[Page and application data records]
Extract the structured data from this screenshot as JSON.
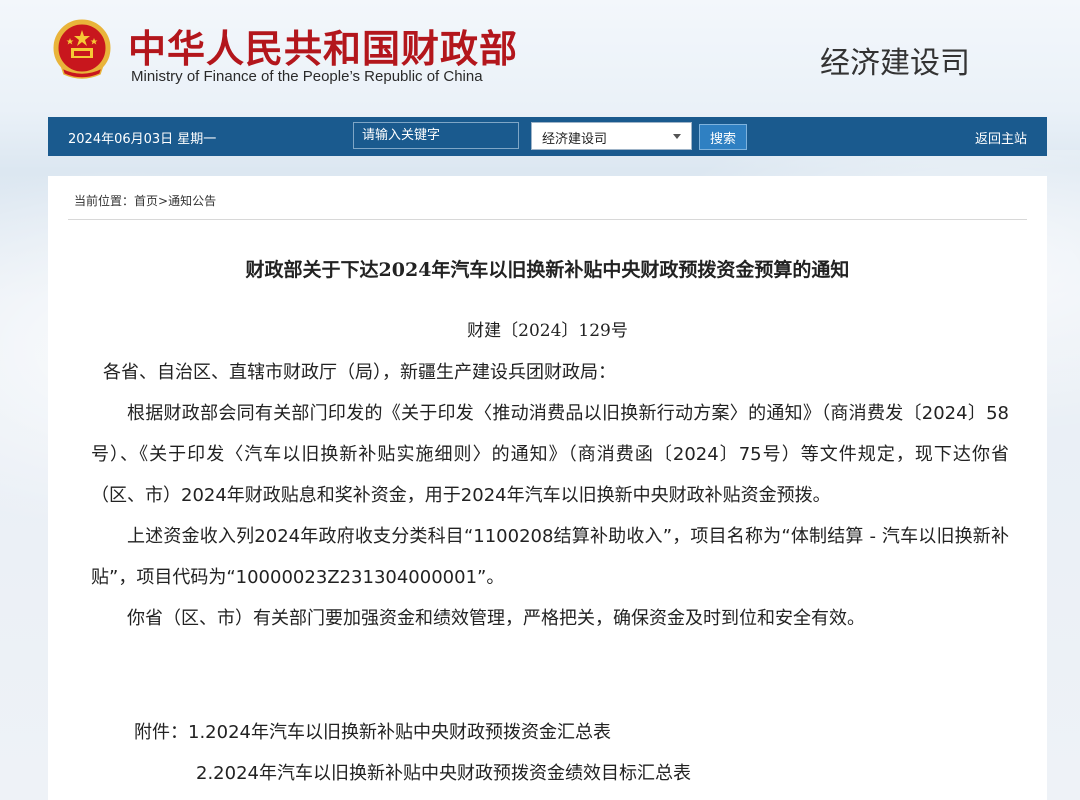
{
  "header": {
    "title_cn": "中华人民共和国财政部",
    "title_en": "Ministry of Finance of the People’s Republic of China",
    "department": "经济建设司"
  },
  "navbar": {
    "date": "2024年06月03日  星期一",
    "search_placeholder": "请输入关键字",
    "channel_selected": "经济建设司",
    "search_button": "搜索",
    "home_link": "返回主站"
  },
  "breadcrumb": {
    "prefix": "当前位置：",
    "home": "首页",
    "sep": ">",
    "current": "通知公告"
  },
  "document": {
    "title": "财政部关于下达2024年汽车以旧换新补贴中央财政预拨资金预算的通知",
    "number": "财建〔2024〕129号",
    "addressee": "各省、自治区、直辖市财政厅（局），新疆生产建设兵团财政局：",
    "paragraphs": [
      "根据财政部会同有关部门印发的《关于印发〈推动消费品以旧换新行动方案〉的通知》（商消费发〔2024〕58号）、《关于印发〈汽车以旧换新补贴实施细则〉的通知》（商消费函〔2024〕75号）等文件规定，现下达你省（区、市）2024年财政贴息和奖补资金，用于2024年汽车以旧换新中央财政补贴资金预拨。",
      "上述资金收入列2024年政府收支分类科目“1100208结算补助收入”，项目名称为“体制结算 - 汽车以旧换新补贴”，项目代码为“10000023Z231304000001”。",
      "你省（区、市）有关部门要加强资金和绩效管理，严格把关，确保资金及时到位和安全有效。"
    ],
    "attachments_label": "附件：",
    "attachments": [
      "1.2024年汽车以旧换新补贴中央财政预拨资金汇总表",
      "2.2024年汽车以旧换新补贴中央财政预拨资金绩效目标汇总表"
    ]
  },
  "colors": {
    "title_red": "#b3161c",
    "nav_blue": "#1a5a8e",
    "button_blue": "#2f80c2"
  }
}
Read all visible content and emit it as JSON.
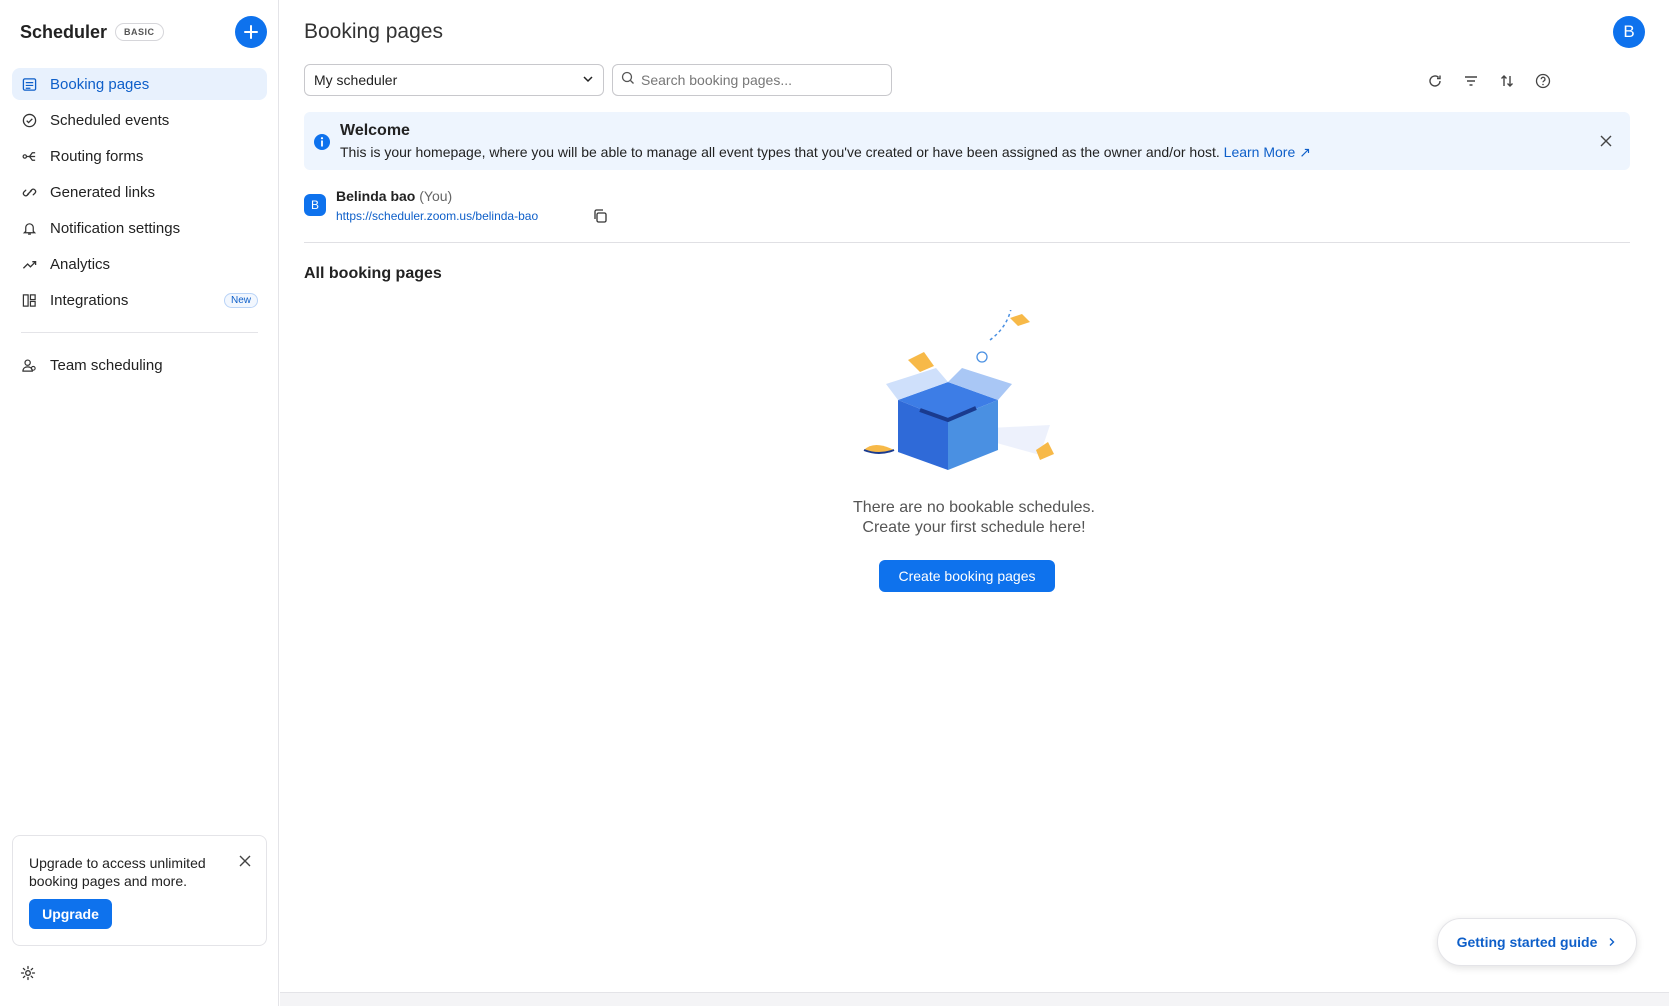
{
  "app": {
    "title": "Scheduler",
    "plan_badge": "BASIC",
    "accent_color": "#0e72ed",
    "link_color": "#0e5fc9"
  },
  "sidebar": {
    "items": [
      {
        "label": "Booking pages",
        "icon": "booking-pages-icon",
        "active": true
      },
      {
        "label": "Scheduled events",
        "icon": "check-circle-icon"
      },
      {
        "label": "Routing forms",
        "icon": "routing-icon"
      },
      {
        "label": "Generated links",
        "icon": "link-icon"
      },
      {
        "label": "Notification settings",
        "icon": "bell-icon"
      },
      {
        "label": "Analytics",
        "icon": "trend-icon"
      },
      {
        "label": "Integrations",
        "icon": "integrations-icon",
        "badge": "New"
      }
    ],
    "secondary_items": [
      {
        "label": "Team scheduling",
        "icon": "team-icon"
      }
    ],
    "upgrade": {
      "text": "Upgrade to access unlimited booking pages and more.",
      "button": "Upgrade"
    }
  },
  "header": {
    "title": "Booking pages",
    "avatar_initial": "B"
  },
  "toolbar": {
    "scheduler_select": "My scheduler",
    "search_placeholder": "Search booking pages...",
    "tools": [
      "refresh-icon",
      "filter-icon",
      "sort-icon",
      "help-icon"
    ]
  },
  "banner": {
    "title": "Welcome",
    "text": "This is your homepage, where you will be able to manage all event types that you've created or have been assigned as the owner and/or host.",
    "link": "Learn More ↗"
  },
  "owner": {
    "initial": "B",
    "name": "Belinda bao",
    "you_tag": "(You)",
    "url": "https://scheduler.zoom.us/belinda-bao"
  },
  "main": {
    "section_title": "All booking pages",
    "empty_line1": "There are no bookable schedules.",
    "empty_line2": "Create your first schedule here!",
    "create_button": "Create booking pages"
  },
  "guide": {
    "label": "Getting started guide"
  }
}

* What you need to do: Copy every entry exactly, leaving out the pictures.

* Problem solution:
Extract the structured data from this screenshot as JSON.
{
  "header": {
    "title_cn": "中华人民共和国财政部",
    "title_en": "Ministry of Finance of the People’s Republic of China",
    "department": "经济建设司"
  },
  "navbar": {
    "date": "2024年06月03日  星期一",
    "search_placeholder": "请输入关键字",
    "channel_selected": "经济建设司",
    "search_button": "搜索",
    "home_link": "返回主站"
  },
  "breadcrumb": {
    "prefix": "当前位置：",
    "home": "首页",
    "sep": ">",
    "current": "通知公告"
  },
  "document": {
    "title": "财政部关于下达2024年汽车以旧换新补贴中央财政预拨资金预算的通知",
    "number": "财建〔2024〕129号",
    "addressee": "各省、自治区、直辖市财政厅（局），新疆生产建设兵团财政局：",
    "paragraphs": [
      "根据财政部会同有关部门印发的《关于印发〈推动消费品以旧换新行动方案〉的通知》（商消费发〔2024〕58号）、《关于印发〈汽车以旧换新补贴实施细则〉的通知》（商消费函〔2024〕75号）等文件规定，现下达你省（区、市）2024年财政贴息和奖补资金，用于2024年汽车以旧换新中央财政补贴资金预拨。",
      "上述资金收入列2024年政府收支分类科目“1100208结算补助收入”，项目名称为“体制结算 - 汽车以旧换新补贴”，项目代码为“10000023Z231304000001”。",
      "你省（区、市）有关部门要加强资金和绩效管理，严格把关，确保资金及时到位和安全有效。"
    ],
    "attachments_label": "附件：",
    "attachments": [
      "1.2024年汽车以旧换新补贴中央财政预拨资金汇总表",
      "2.2024年汽车以旧换新补贴中央财政预拨资金绩效目标汇总表"
    ]
  },
  "colors": {
    "title_red": "#b3161c",
    "nav_blue": "#1a5a8e",
    "button_blue": "#2f80c2"
  }
}
Read all visible content and emit it as JSON.
{
  "app": {
    "title": "Scheduler",
    "plan_badge": "BASIC",
    "accent_color": "#0e72ed",
    "link_color": "#0e5fc9"
  },
  "sidebar": {
    "items": [
      {
        "label": "Booking pages",
        "icon": "booking-pages-icon",
        "active": true
      },
      {
        "label": "Scheduled events",
        "icon": "check-circle-icon"
      },
      {
        "label": "Routing forms",
        "icon": "routing-icon"
      },
      {
        "label": "Generated links",
        "icon": "link-icon"
      },
      {
        "label": "Notification settings",
        "icon": "bell-icon"
      },
      {
        "label": "Analytics",
        "icon": "trend-icon"
      },
      {
        "label": "Integrations",
        "icon": "integrations-icon",
        "badge": "New"
      }
    ],
    "secondary_items": [
      {
        "label": "Team scheduling",
        "icon": "team-icon"
      }
    ],
    "upgrade": {
      "text": "Upgrade to access unlimited booking pages and more.",
      "button": "Upgrade"
    }
  },
  "header": {
    "title": "Booking pages",
    "avatar_initial": "B"
  },
  "toolbar": {
    "scheduler_select": "My scheduler",
    "search_placeholder": "Search booking pages...",
    "tools": [
      "refresh-icon",
      "filter-icon",
      "sort-icon",
      "help-icon"
    ]
  },
  "banner": {
    "title": "Welcome",
    "text": "This is your homepage, where you will be able to manage all event types that you've created or have been assigned as the owner and/or host.",
    "link": "Learn More ↗"
  },
  "owner": {
    "initial": "B",
    "name": "Belinda bao",
    "you_tag": "(You)",
    "url": "https://scheduler.zoom.us/belinda-bao"
  },
  "main": {
    "section_title": "All booking pages",
    "empty_line1": "There are no bookable schedules.",
    "empty_line2": "Create your first schedule here!",
    "create_button": "Create booking pages"
  },
  "guide": {
    "label": "Getting started guide"
  }
}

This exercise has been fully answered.